■ Source material
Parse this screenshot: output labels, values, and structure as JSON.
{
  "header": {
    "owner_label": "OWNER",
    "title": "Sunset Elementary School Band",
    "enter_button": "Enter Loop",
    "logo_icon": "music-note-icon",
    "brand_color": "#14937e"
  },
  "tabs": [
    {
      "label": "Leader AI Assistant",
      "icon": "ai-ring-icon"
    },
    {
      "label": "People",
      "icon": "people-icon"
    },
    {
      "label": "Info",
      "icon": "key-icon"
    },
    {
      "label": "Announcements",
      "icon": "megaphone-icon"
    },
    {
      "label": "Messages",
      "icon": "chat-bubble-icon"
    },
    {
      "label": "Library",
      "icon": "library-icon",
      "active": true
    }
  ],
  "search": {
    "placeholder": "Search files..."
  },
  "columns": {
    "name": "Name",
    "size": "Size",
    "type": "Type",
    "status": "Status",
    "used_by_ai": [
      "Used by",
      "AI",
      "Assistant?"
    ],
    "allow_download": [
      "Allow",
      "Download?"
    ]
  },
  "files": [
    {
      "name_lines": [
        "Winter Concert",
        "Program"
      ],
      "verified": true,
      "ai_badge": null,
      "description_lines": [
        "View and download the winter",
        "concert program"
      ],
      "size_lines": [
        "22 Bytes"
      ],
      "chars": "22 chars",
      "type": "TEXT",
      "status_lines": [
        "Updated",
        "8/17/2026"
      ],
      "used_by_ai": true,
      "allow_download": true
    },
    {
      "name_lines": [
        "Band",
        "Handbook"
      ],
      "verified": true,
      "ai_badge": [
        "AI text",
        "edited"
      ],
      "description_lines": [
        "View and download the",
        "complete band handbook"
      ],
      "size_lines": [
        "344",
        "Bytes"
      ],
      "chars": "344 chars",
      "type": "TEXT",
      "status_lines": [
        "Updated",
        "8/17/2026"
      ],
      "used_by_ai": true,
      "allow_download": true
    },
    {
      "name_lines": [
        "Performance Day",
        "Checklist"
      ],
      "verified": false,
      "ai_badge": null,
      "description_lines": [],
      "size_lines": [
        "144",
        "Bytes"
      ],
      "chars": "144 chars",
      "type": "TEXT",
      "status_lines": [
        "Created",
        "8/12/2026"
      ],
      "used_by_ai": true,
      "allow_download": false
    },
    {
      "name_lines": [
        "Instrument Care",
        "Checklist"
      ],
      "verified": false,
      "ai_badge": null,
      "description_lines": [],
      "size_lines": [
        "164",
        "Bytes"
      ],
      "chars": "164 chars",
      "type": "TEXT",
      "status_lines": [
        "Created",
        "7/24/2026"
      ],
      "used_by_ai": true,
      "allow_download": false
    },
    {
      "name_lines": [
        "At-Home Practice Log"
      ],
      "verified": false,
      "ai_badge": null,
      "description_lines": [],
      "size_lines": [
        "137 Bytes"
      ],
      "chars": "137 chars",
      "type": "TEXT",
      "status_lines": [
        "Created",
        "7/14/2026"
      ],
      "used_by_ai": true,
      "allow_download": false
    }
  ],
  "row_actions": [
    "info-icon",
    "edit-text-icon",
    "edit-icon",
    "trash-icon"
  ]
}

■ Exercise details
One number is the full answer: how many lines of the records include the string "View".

■ Solution for this exercise
2